Gaiday said Russia was drawing forces from a vast area — those withdrawn from the Kharkiv region, others involved in the siege and destruction of the southern port city of Mariupol, pro-Russian separatist militias, and even troops freshly mobilised from Siberia and the Russian Far East — and concentrating their firepower on the Donetsk and Lugansk regions.
At least seven civilians were killed and eight others wounded in bombardment Sunday of the Donetsk region, according to the Ukrainian army’s Facebook page.
With the nation under relentless assault, Ukraine’s parliament voted on Sunday to extend martial law through 23 August.
Davos snubs Moscow
Kyiv, meanwhile, is rallying international support, even as European Union members struggle to agree on expanding sanctions to Russia’s huge energy exports.
Zelenskyy is due to confer by videoconference with Davos delegates Monday evening to mark the opening of Ukraine House Davos, a forum for Kyiv and its international backers.
In March, Davos organisers cut ties with Russian firms and officials, and announced that anyone under international sanctions would not be welcome at the event.
Western nations have rallied behind Ukraine’s defence of its territories, led by the United States — which just approved a $40-billion war chest for Kyiv — and neighbours such as Poland.
But some European countries that are dependent on Russian oil supplies, including Hungary, are resisting calls for an embargo on crude, and major EU economic powers such as Germany remain huge gas importers.
Duda stressed that Poland and Ukraine have a “common future within the European Union”.
But some EU members are reticent.
France’s President Emmanuel Macron has suggested creating a “European political community” as a kind of antechamber to full membership.
But full membership might take “15 or 20 years”, France’s Europe minister, Clément Beaune, said Sunday on Radio J, adding, “I don’t want to offer Ukrainians any illusions.”
Zelensky has dismissed the idea of a conditional path to membership.

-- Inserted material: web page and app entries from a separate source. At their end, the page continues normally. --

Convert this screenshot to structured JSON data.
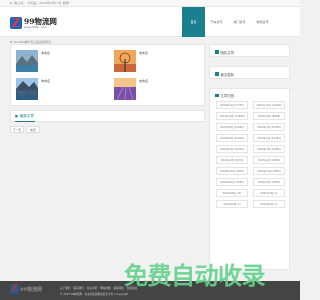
{
  "topbar": {
    "home_icon": "home-icon",
    "text": "晚上好！ 今天是：2024年2月15日 星期一"
  },
  "header": {
    "logo_letter": "Z",
    "logo_name": "99物流网",
    "logo_sub": "www.99wl.com"
  },
  "nav": [
    {
      "label": "首页",
      "active": true
    },
    {
      "label": "汽车资讯",
      "active": false
    },
    {
      "label": "热门资讯",
      "active": false
    },
    {
      "label": "物流资讯",
      "active": false
    }
  ],
  "breadcrumb": {
    "icon": "home-icon",
    "text": "Tell 8bl威尔克兰品运输知识"
  },
  "posts": [
    {
      "title": "未命名",
      "meta": "",
      "thumb": "lake-mountains"
    },
    {
      "title": "未命名",
      "meta": "",
      "thumb": "autumn-tree"
    },
    {
      "title": "未命名",
      "meta": "",
      "thumb": "mountain-reflection"
    },
    {
      "title": "未命名",
      "meta": "",
      "thumb": "lavender-field"
    }
  ],
  "latest": {
    "icon": "doc-icon",
    "title": "最新文章"
  },
  "pager": {
    "prev": "下一页",
    "next": "末页"
  },
  "sidebar": {
    "hot": "随机文章",
    "recent": "最近更新",
    "archive_title": "文章归档",
    "archive": [
      "2023年12月 (5745)",
      "2023年11月 (11400)",
      "2023年10月 (13894)",
      "2023年9月 (5658)",
      "2023年8月 (12030)",
      "2023年7月 (12550)",
      "2023年6月 (10910)",
      "2023年5月 (22784)",
      "2023年4月 (39700)",
      "2023年3月 (13900)",
      "2023年2月 (3279)",
      "2023年1月 (1960)",
      "2022年12月 (1900)",
      "2022年11月 (3050)",
      "2022年10月 (3280)",
      "2022年9月 (1865)",
      "2022年8月 (19)",
      "2022年7月 (1)",
      "2022年6月 (1)",
      "2022年5月 (1)"
    ]
  },
  "footer": {
    "logo": "99物流网",
    "links": [
      "关于我们",
      "联系我们",
      "免责声明",
      "网站地图",
      "投稿须知",
      "友情链接"
    ],
    "copy": "© 2023 99物流网 - 专业的货运物流信息平台 | Copyright"
  },
  "watermark": "免费自动收录"
}
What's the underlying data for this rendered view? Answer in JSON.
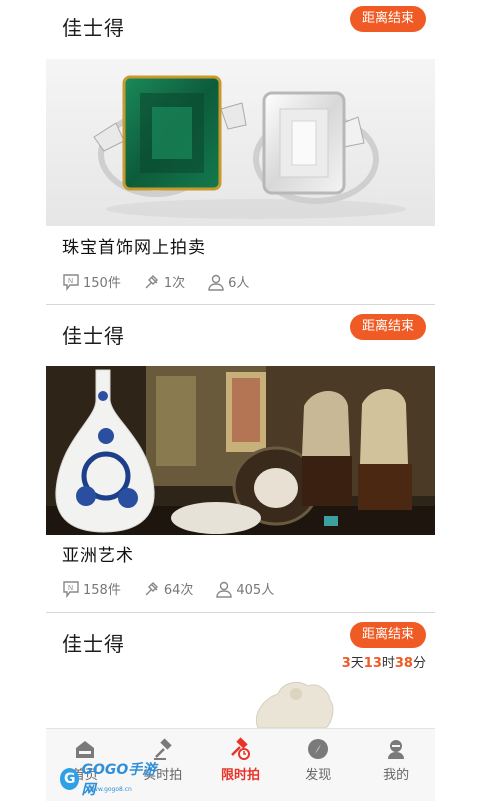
{
  "cards": [
    {
      "house": "佳士得",
      "badge": "距离结束",
      "title": "珠宝首饰网上拍卖",
      "lots": "150件",
      "bids": "1次",
      "people": "6人"
    },
    {
      "house": "佳士得",
      "badge": "距离结束",
      "title": "亚洲艺术",
      "lots": "158件",
      "bids": "64次",
      "people": "405人"
    },
    {
      "house": "佳士得",
      "badge": "距离结束",
      "countdown": {
        "days": "3",
        "days_unit": "天",
        "hours": "13",
        "hours_unit": "时",
        "minutes": "38",
        "minutes_unit": "分"
      }
    }
  ],
  "tabbar": {
    "items": [
      {
        "label": "首页",
        "icon": "home-icon"
      },
      {
        "label": "实时拍",
        "icon": "gavel-icon"
      },
      {
        "label": "限时拍",
        "icon": "timed-auction-icon",
        "active": true
      },
      {
        "label": "发现",
        "icon": "compass-icon"
      },
      {
        "label": "我的",
        "icon": "user-icon"
      }
    ]
  },
  "watermark": {
    "letter": "G",
    "text": "GOGO手游网",
    "sub": "www.gogo8.cn"
  },
  "colors": {
    "accent": "#f05a24",
    "active_tab": "#e8342a"
  }
}
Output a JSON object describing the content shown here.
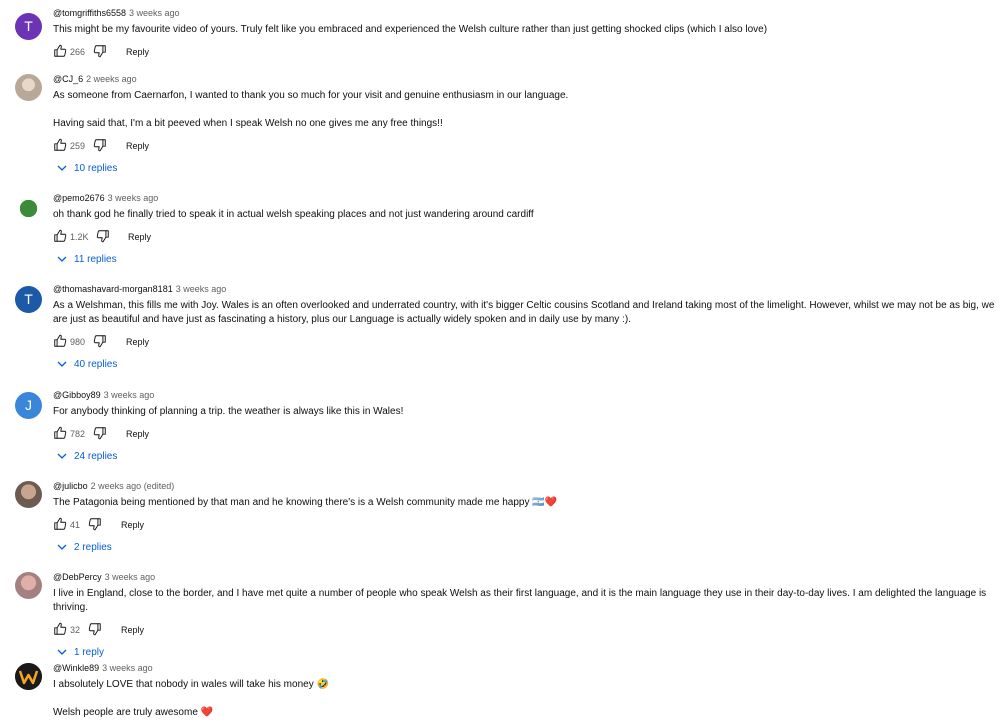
{
  "comments": [
    {
      "author": "@tomgriffiths6558",
      "time": "3 weeks ago",
      "initial": "T",
      "avatar_color": "#6c33b5",
      "paragraphs": [
        "This might be my favourite video of yours. Truly felt like you embraced and experienced the Welsh culture rather than just getting shocked clips (which I also love)"
      ],
      "likes": "266",
      "reply_label": "Reply",
      "replies": ""
    },
    {
      "author": "@CJ_6",
      "time": "2 weeks ago",
      "initial": "",
      "avatar_color": "",
      "paragraphs": [
        "As someone from Caernarfon, I wanted to thank you so much for your visit and genuine enthusiasm in our language.",
        "Having said that, I'm a bit peeved when I speak Welsh no one gives me any free things!!"
      ],
      "likes": "259",
      "reply_label": "Reply",
      "replies": "10 replies"
    },
    {
      "author": "@pemo2676",
      "time": "3 weeks ago",
      "initial": "",
      "avatar_color": "",
      "paragraphs": [
        "oh thank god he finally tried to speak it in actual welsh speaking places and not just wandering around cardiff"
      ],
      "likes": "1.2K",
      "reply_label": "Reply",
      "replies": "11 replies"
    },
    {
      "author": "@thomashavard-morgan8181",
      "time": "3 weeks ago",
      "initial": "T",
      "avatar_color": "#1c5aa8",
      "paragraphs": [
        "As a Welshman, this fills me with Joy. Wales is an often overlooked and underrated country, with it's bigger Celtic cousins Scotland and Ireland taking most of the limelight. However, whilst we may not be as big, we are just as beautiful and have just as fascinating a history, plus our Language is actually widely spoken and in daily use by many :)."
      ],
      "likes": "980",
      "reply_label": "Reply",
      "replies": "40 replies"
    },
    {
      "author": "@Gibboy89",
      "time": "3 weeks ago",
      "initial": "J",
      "avatar_color": "#3a86d9",
      "paragraphs": [
        "For anybody thinking of planning a trip. the weather is always like this in Wales!"
      ],
      "likes": "782",
      "reply_label": "Reply",
      "replies": "24 replies"
    },
    {
      "author": "@julicbo",
      "time": "2 weeks ago (edited)",
      "initial": "",
      "avatar_color": "",
      "paragraphs": [
        "The Patagonia being mentioned by that man and he knowing there's is a Welsh community made me happy 🇦🇷❤️"
      ],
      "likes": "41",
      "reply_label": "Reply",
      "replies": "2 replies"
    },
    {
      "author": "@DebPercy",
      "time": "3 weeks ago",
      "initial": "",
      "avatar_color": "",
      "paragraphs": [
        "I live in England, close to the border, and I have met quite a number of people who speak Welsh as their first language, and it is the main language they use in their day-to-day lives. I am delighted the language is thriving."
      ],
      "likes": "32",
      "reply_label": "Reply",
      "replies": "1 reply"
    },
    {
      "author": "@Winkle89",
      "time": "3 weeks ago",
      "initial": "",
      "avatar_color": "",
      "paragraphs": [
        "I absolutely LOVE that nobody in wales will take his money 🤣",
        "Welsh people are truly awesome ❤️"
      ],
      "likes": "",
      "reply_label": "",
      "replies": ""
    }
  ],
  "icons": {
    "like": "thumb-up-icon",
    "dislike": "thumb-down-icon",
    "expand": "chevron-down-icon"
  },
  "colors": {
    "link": "#065fd4",
    "meta": "#606060"
  }
}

“We don’t need such compromises,” he said Saturday during a news conference with visiting Portuguese Prime Minister António Costa.
‘No work, no food, no water’

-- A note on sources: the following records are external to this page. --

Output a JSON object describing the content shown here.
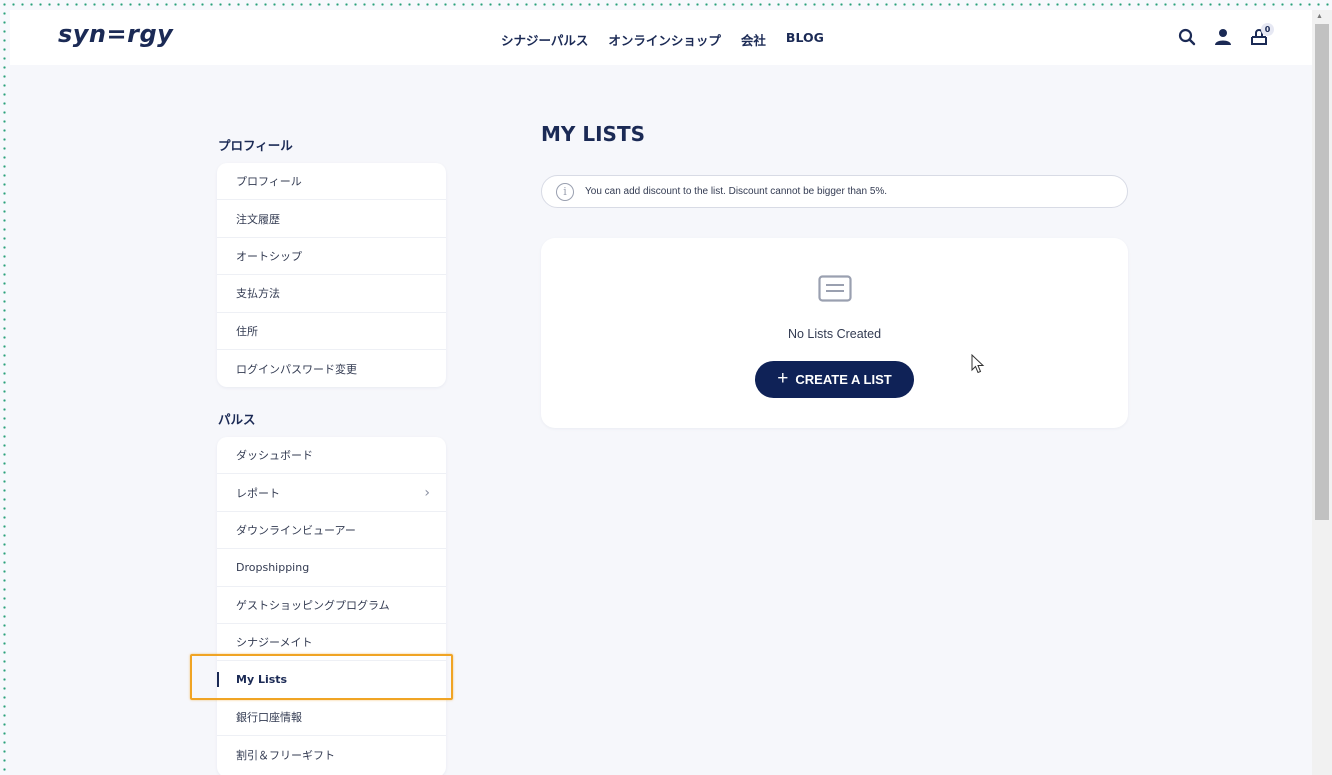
{
  "header": {
    "logo": "syn=rgy",
    "nav": [
      "シナジーパルス",
      "オンラインショップ",
      "会社",
      "BLOG"
    ],
    "cart_count": "0"
  },
  "sidebar": {
    "profile_heading": "プロフィール",
    "profile_items": [
      "プロフィール",
      "注文履歴",
      "オートシップ",
      "支払方法",
      "住所",
      "ログインパスワード変更"
    ],
    "pulse_heading": "パルス",
    "pulse_items": [
      "ダッシュボード",
      "レポート",
      "ダウンラインビューアー",
      "Dropshipping",
      "ゲストショッピングプログラム",
      "シナジーメイト",
      "My Lists",
      "銀行口座情報",
      "割引＆フリーギフト"
    ],
    "active_item": "My Lists"
  },
  "main": {
    "title": "MY LISTS",
    "notice": "You can add discount to the list. Discount cannot be bigger than 5%.",
    "empty_text": "No Lists Created",
    "create_button": "CREATE A LIST"
  },
  "colors": {
    "brand_navy": "#0f2257",
    "highlight": "#f0a424",
    "page_bg": "#f6f7fb"
  },
  "icons": [
    "search-icon",
    "user-icon",
    "cart-icon",
    "info-icon",
    "list-icon",
    "chevron-right-icon",
    "plus-icon",
    "mouse-pointer-icon"
  ]
}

While Russia’s top negotiator suggested Moscow remains open to negotiations, Kyiv — fighting to regain territory lost since Moscow began its offensive in February — has rejected concessions. But it has accepted that talks will come.
“There are things that can only be reached at the negotiating table,” Zelensky said Saturday.

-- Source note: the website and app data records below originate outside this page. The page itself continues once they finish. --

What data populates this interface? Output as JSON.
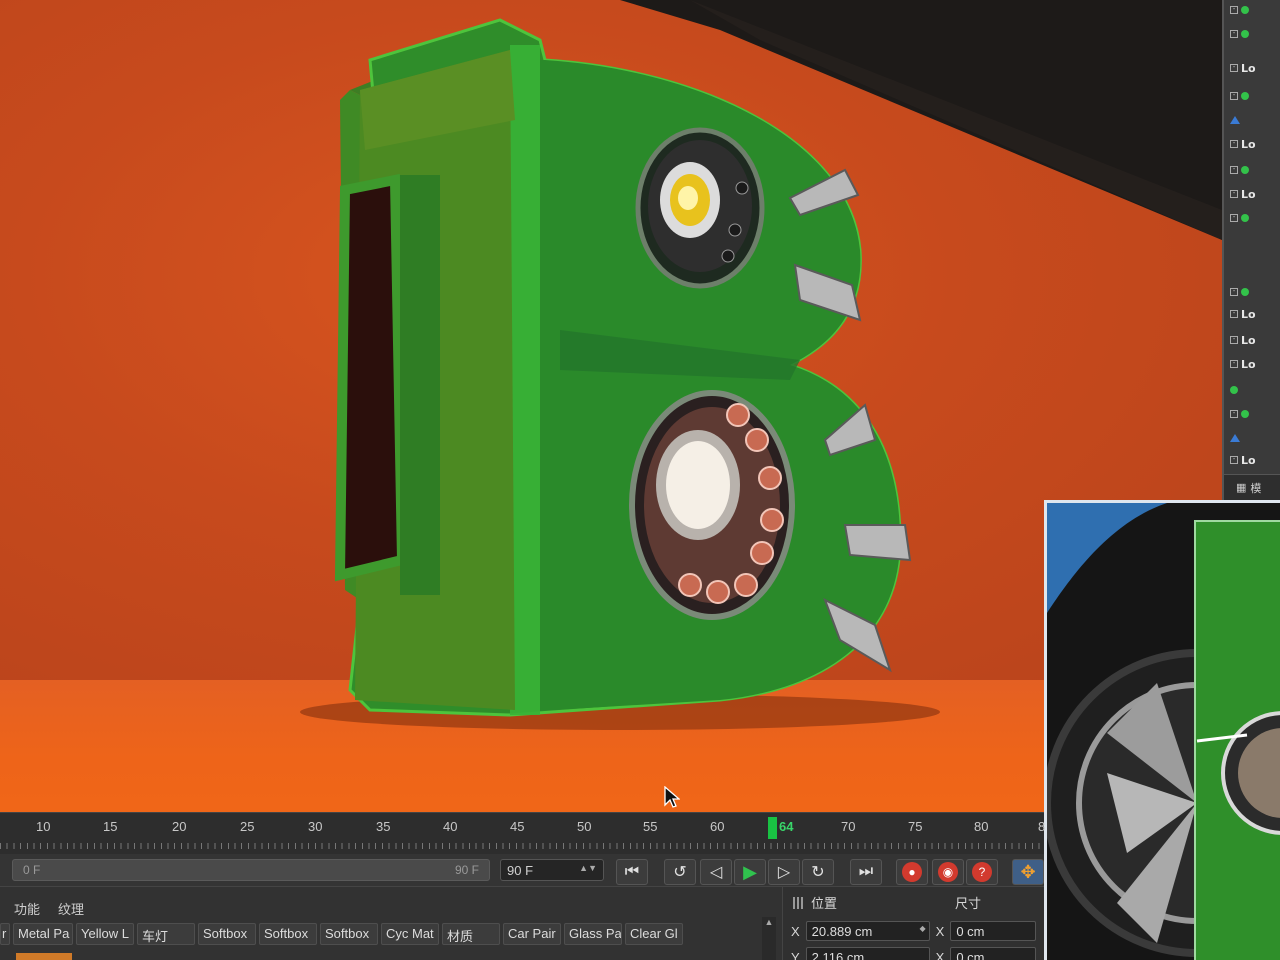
{
  "timeline": {
    "ticks": [
      "10",
      "15",
      "20",
      "25",
      "30",
      "35",
      "40",
      "45",
      "50",
      "55",
      "60",
      "70",
      "75",
      "80",
      "8"
    ],
    "current_frame": "64"
  },
  "transport": {
    "range_start": "0 F",
    "range_end": "90 F",
    "end_frame": "90 F",
    "buttons": {
      "goto_start": "⏮",
      "prev_key": "↺",
      "prev_frame": "◁",
      "play": "▶",
      "next_frame": "▷",
      "next_key": "↻",
      "goto_end": "⏭",
      "help": "?"
    }
  },
  "material_panel": {
    "menu": [
      "功能",
      "纹理"
    ],
    "materials": [
      "Metal Pa",
      "Yellow L",
      "车灯",
      "Softbox",
      "Softbox",
      "Softbox",
      "Cyc Mat",
      "材质",
      "Car Pair",
      "Glass Pa",
      "Clear Gl"
    ]
  },
  "attributes": {
    "position_label": "位置",
    "size_label": "尺寸",
    "x_label": "X",
    "x_position": "20.889 cm",
    "x_size": "0 cm",
    "y_label": "Y",
    "y_position": "2.116 cm",
    "y_size": "0 cm"
  },
  "object_manager": {
    "footer_label": "模"
  },
  "colors": {
    "background_orange": "#d2511f",
    "object_green": "#2f9a2c",
    "playhead_green": "#19c243",
    "record_red": "#d23a2e"
  }
}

While Ukrainian forces have halted Russian attempts to seize Kyiv and Kharkiv, they continue to face intense pressure.
Millions of ordinary Ukrainians face a daily struggle to survive.
“There is no work, no food, no water,” said Angela Kopytsa, 52, breaking down into tears as she spoke to AFP reporters on a Russian-organised tour of Mariupol.
Kopytsa said her home had been destroyed during the fighting in the port and that “children at maternity wards were dying of hunger”.
Once-bustling Mariupol has been without electricity since early March and has been reduced to a wasteland of charred buildings.
The Russian army and its separatist allies now patrol the streets.
Elena Ilyina, who used to teach at a Mariupol university, sobbed as she told AFP of how her apartment had been destroyed and that she now lives with her daughter.
“I’d like to live in my apartment, in peace, go to work and talk to my children,” the 55-year-old said.
But “I have nothing left.”